How many lines of the entries below contain the string "object"? State the number alone.
* * * *
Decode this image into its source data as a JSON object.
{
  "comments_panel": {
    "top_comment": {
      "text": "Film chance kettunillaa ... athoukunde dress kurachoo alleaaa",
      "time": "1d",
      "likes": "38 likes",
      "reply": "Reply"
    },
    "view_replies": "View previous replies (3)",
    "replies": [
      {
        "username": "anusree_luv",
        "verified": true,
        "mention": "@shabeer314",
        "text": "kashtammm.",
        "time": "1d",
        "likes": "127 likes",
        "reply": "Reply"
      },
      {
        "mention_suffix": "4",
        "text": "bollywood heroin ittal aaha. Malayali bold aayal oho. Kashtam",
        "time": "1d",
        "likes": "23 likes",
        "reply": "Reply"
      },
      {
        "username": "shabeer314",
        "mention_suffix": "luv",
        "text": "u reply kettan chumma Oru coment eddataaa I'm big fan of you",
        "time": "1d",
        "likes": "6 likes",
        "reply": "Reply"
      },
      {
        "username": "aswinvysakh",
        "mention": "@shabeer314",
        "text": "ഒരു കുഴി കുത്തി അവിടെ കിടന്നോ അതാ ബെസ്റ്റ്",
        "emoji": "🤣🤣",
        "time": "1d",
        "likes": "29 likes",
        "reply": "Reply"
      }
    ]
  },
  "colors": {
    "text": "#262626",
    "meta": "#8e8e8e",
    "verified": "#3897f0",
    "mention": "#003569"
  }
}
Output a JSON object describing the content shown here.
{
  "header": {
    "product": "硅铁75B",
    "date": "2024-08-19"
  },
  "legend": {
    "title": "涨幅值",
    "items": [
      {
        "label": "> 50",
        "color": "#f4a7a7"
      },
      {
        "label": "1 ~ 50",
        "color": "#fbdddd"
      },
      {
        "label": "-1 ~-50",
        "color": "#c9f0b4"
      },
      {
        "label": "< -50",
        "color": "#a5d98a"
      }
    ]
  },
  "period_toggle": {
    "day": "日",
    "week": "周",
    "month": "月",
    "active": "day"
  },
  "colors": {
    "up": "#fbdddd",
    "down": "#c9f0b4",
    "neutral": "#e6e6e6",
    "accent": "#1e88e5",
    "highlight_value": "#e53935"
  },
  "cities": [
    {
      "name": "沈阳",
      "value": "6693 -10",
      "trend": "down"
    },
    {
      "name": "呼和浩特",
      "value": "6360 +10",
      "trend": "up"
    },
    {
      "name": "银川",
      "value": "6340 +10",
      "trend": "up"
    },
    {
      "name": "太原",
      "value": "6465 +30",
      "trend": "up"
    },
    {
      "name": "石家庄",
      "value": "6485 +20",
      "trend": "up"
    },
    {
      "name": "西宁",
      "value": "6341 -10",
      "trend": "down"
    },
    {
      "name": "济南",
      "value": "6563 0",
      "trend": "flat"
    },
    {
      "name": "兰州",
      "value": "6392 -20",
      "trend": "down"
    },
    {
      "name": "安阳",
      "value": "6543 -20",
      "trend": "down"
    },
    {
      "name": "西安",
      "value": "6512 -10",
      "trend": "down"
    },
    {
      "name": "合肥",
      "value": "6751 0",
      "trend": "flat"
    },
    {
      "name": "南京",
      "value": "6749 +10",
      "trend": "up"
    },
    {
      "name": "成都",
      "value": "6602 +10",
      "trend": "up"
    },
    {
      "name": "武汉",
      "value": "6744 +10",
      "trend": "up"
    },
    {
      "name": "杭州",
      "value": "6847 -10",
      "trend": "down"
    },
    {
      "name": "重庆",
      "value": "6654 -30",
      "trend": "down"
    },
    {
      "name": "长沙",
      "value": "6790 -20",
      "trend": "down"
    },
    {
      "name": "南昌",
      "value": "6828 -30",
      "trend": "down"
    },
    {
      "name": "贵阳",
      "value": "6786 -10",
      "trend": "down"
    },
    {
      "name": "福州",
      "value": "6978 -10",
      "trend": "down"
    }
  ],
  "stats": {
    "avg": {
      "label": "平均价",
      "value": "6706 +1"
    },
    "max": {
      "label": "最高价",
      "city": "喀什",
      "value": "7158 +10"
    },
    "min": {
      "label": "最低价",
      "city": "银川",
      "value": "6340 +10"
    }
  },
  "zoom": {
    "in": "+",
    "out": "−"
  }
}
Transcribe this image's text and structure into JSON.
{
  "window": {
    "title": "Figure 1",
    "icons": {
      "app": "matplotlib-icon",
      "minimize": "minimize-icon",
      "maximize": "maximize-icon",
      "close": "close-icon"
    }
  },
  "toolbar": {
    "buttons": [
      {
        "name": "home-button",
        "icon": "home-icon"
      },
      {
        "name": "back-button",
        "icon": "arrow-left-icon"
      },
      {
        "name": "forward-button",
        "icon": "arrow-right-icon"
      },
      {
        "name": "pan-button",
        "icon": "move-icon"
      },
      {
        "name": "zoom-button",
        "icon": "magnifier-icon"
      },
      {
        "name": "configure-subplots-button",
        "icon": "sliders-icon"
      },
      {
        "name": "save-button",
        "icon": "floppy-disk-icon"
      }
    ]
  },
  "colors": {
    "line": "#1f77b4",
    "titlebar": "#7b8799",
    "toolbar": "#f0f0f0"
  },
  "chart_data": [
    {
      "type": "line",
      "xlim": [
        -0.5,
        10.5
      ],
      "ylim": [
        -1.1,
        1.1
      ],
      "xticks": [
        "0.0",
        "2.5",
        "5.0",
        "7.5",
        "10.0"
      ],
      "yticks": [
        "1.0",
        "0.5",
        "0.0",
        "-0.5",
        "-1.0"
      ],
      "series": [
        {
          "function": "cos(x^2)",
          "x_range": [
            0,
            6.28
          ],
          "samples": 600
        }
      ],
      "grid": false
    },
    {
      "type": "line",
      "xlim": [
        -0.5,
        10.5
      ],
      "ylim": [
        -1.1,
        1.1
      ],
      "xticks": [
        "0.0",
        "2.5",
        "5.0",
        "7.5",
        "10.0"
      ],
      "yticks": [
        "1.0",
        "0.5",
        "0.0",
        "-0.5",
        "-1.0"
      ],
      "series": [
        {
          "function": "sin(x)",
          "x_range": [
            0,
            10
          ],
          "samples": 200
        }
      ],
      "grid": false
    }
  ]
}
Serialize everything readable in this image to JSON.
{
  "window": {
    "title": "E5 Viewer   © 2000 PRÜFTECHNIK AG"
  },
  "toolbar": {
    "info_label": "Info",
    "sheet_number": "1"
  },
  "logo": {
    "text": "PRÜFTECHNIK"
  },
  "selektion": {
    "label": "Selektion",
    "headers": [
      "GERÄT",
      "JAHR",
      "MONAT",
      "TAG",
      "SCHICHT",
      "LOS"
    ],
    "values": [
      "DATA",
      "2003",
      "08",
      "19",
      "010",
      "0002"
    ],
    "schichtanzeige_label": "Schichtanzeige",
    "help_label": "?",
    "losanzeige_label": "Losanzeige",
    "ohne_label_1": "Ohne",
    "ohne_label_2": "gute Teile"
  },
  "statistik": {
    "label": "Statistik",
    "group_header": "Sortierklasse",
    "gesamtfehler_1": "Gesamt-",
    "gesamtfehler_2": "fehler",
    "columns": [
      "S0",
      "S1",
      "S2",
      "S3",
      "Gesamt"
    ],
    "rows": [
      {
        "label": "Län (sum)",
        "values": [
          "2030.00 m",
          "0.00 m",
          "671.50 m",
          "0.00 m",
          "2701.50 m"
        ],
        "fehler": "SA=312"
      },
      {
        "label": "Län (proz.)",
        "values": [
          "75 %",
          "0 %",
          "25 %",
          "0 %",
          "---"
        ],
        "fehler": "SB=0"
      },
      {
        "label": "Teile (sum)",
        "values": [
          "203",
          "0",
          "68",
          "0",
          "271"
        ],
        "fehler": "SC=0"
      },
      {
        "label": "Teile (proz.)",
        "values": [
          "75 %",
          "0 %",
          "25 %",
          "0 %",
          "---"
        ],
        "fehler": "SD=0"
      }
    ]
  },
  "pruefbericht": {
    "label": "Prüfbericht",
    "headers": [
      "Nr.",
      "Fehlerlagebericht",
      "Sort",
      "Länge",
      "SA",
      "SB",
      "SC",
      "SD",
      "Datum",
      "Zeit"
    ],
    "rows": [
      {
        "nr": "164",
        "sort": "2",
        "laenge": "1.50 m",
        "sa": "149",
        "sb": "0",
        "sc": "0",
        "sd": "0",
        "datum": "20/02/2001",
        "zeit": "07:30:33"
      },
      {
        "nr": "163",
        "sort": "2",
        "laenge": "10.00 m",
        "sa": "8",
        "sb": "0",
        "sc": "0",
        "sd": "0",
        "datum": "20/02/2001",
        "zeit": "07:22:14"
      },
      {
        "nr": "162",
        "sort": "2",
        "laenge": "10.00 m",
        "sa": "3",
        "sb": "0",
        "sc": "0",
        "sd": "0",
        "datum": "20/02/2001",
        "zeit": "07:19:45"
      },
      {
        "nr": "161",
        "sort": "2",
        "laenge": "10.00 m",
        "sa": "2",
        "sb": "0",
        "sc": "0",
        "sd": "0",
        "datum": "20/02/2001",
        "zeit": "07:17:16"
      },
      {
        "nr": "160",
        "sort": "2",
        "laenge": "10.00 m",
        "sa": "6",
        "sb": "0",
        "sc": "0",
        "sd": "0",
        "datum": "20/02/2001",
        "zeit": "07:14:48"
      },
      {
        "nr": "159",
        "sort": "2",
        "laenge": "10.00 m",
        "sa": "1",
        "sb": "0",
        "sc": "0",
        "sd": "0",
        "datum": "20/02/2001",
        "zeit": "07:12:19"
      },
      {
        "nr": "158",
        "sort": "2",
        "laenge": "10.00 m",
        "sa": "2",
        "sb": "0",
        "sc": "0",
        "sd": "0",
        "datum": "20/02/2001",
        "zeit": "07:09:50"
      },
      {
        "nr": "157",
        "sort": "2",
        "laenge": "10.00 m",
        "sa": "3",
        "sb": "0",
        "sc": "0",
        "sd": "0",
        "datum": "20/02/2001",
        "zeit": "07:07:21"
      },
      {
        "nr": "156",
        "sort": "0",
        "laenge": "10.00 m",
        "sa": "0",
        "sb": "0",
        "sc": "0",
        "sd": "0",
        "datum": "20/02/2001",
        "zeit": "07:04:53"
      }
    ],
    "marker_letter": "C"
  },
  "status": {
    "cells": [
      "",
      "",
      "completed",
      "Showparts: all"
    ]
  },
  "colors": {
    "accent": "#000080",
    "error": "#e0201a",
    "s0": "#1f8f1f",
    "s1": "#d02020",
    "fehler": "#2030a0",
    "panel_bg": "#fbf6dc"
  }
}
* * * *
[Result of the task]: 2